Today (5th October) is Teachers’ Appreciation Day… woop! After years of being employed on fixed term research contracts, struggling to be able to get a mortgage because of my precarious employment and desperately chasing after grant funding to keep myself employed, I began my lectureship in 2019.
I was thrilled to begin my new job. I realised that my new role would include a fair amount of teaching and I was excited about it. Teaching is something that I have always enjoyed and it wasn’t that long ago that I was a student myself. Some of my most memorable lectures and lecturers have stayed with me to this day. When I teach, I love being able to explain and communicate topics to people so that they can leave understanding them better. But more than that, in my new job, I wanted to bring innovation and creativity to my teaching approaches so that students would enjoy learning (little did I know that my mini-discos and interactive ice breakers would be much appreciated by students as everything went online during the COVID-19 pandemic).
Teaching is a really difficult and valuable skill, which I have been working on throughout my career and I continue to work on it to this day (after all, there is always room for improvement!). Ultimately, teaching is hard but enjoyable work. When the pandemic hit, I think many of us reflected on how skilled teachers in all of their different capacities are.
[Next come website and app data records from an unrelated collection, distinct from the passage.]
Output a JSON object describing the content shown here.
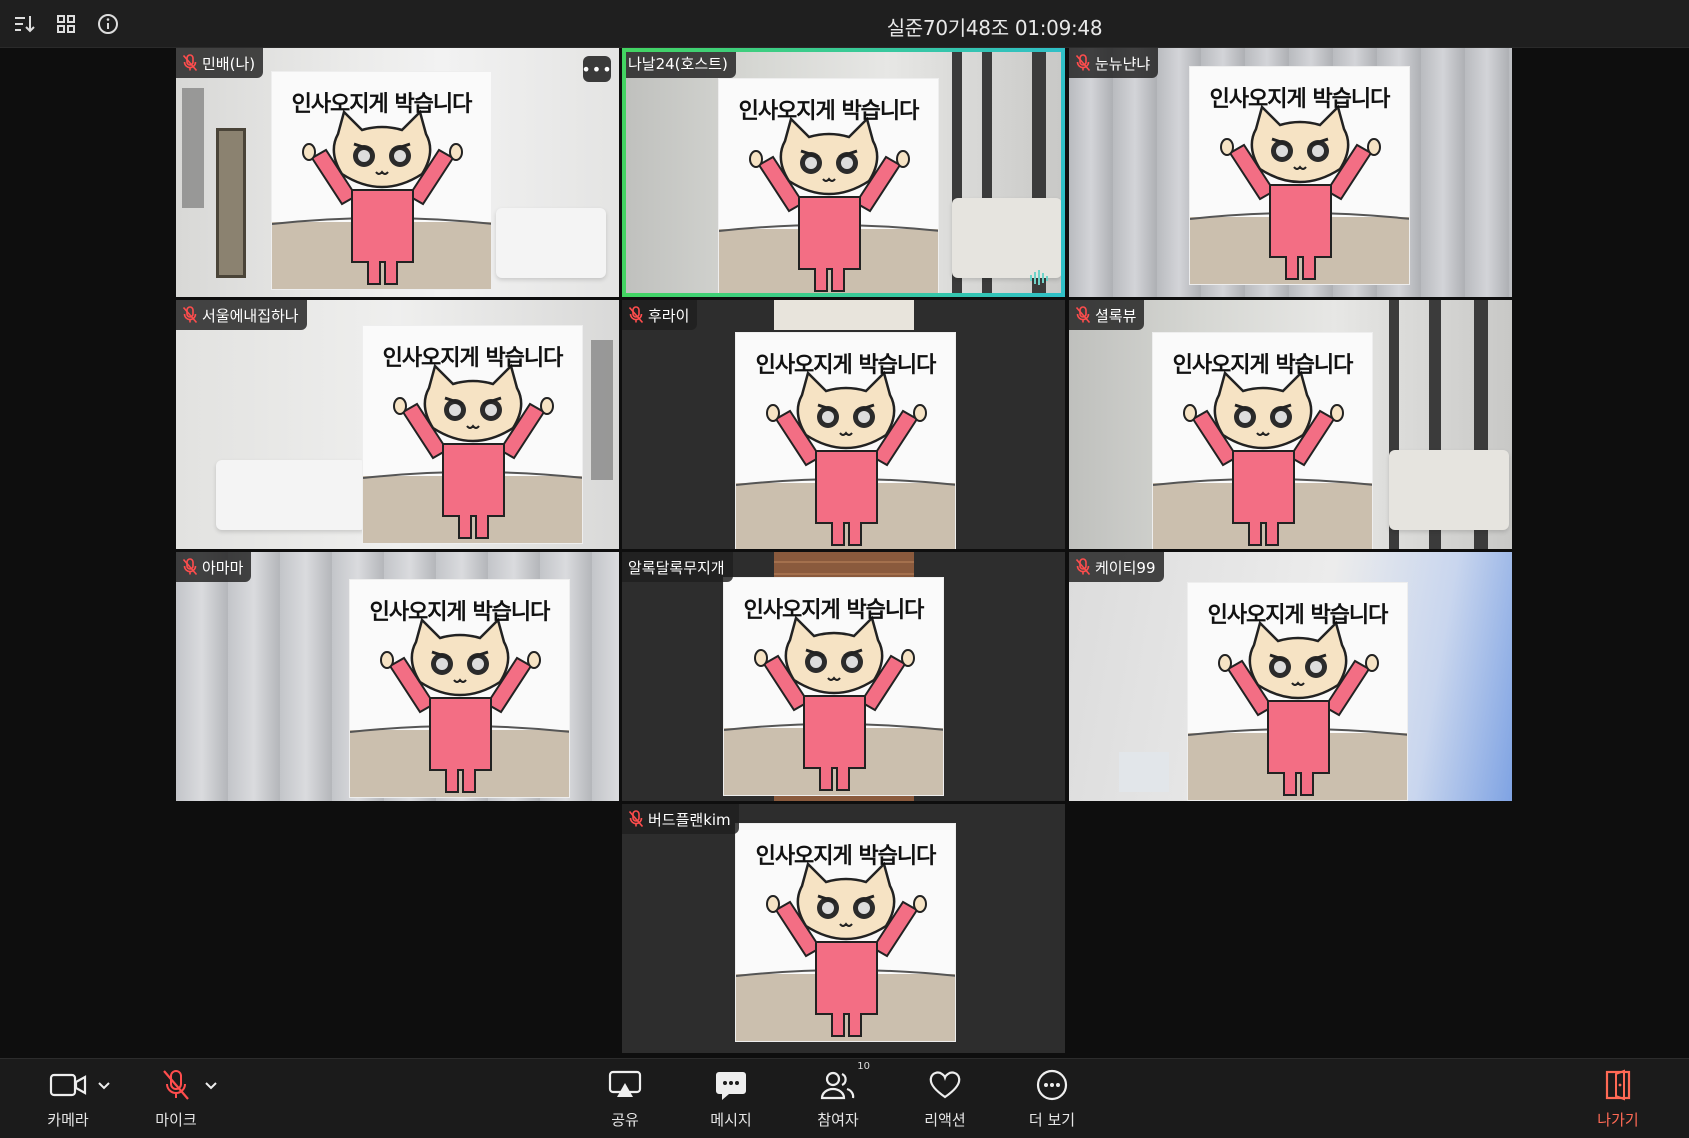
{
  "meeting": {
    "title": "실준70기48조 01:09:48"
  },
  "topbar_icons": [
    "sort-icon",
    "grid-view-icon",
    "info-icon"
  ],
  "sticker": {
    "caption": "인사오지게 박습니다"
  },
  "participants": [
    {
      "name": "민배(나)",
      "muted": true
    },
    {
      "name": "나날24(호스트)",
      "muted": false,
      "active_speaker": true
    },
    {
      "name": "눈뉴냔냐",
      "muted": true
    },
    {
      "name": "서울에내집하나",
      "muted": true
    },
    {
      "name": "후라이",
      "muted": true
    },
    {
      "name": "셜록뷰",
      "muted": true
    },
    {
      "name": "아마마",
      "muted": true
    },
    {
      "name": "알록달록무지개",
      "muted": false
    },
    {
      "name": "케이티99",
      "muted": true
    },
    {
      "name": "버드플랜kim",
      "muted": true
    }
  ],
  "toolbar": {
    "camera": "카메라",
    "mic": "마이크",
    "share": "공유",
    "message": "메시지",
    "participants": "참여자",
    "participants_count": "10",
    "reaction": "리액션",
    "more": "더 보기",
    "leave": "나가기"
  },
  "colors": {
    "accent_active": "#43d462",
    "leave": "#ff6a55",
    "mute": "#ff4d4d"
  }
}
Yet, sometimes teaching can be viewed less favourably to research in Higher Education.
The reality is that some academics have exceptional research skills and they are employed because they are fantastic researchers, but sometimes they receive very little training in teaching. Workload is also a factor, we are all overworked, and lecturers on research contracts are pulled in many different directions. Balancing research alongside teaching and admin (and this is just the beginning of the various responsibilities) is tough especially when there is pressure to bring in more and more grants and alongside publications.
But, I made the best decision that I have ever made in starting this job and I absolutely love teaching the next generations of scientists. I have been welcomed into the wonderful world of teaching, scholarship and pedagogy with open arms. I get to develop teaching materials to help students learn, I get to support young people in their journey’s and potentially even inspire them in whatever they decide to do next. That is a real privilege.
So, as we begin the new academic term, I have a plea on Teachers’ Day, it is to please respect, appreciate and value teaching, in all of its forms, but especially in Higher Education.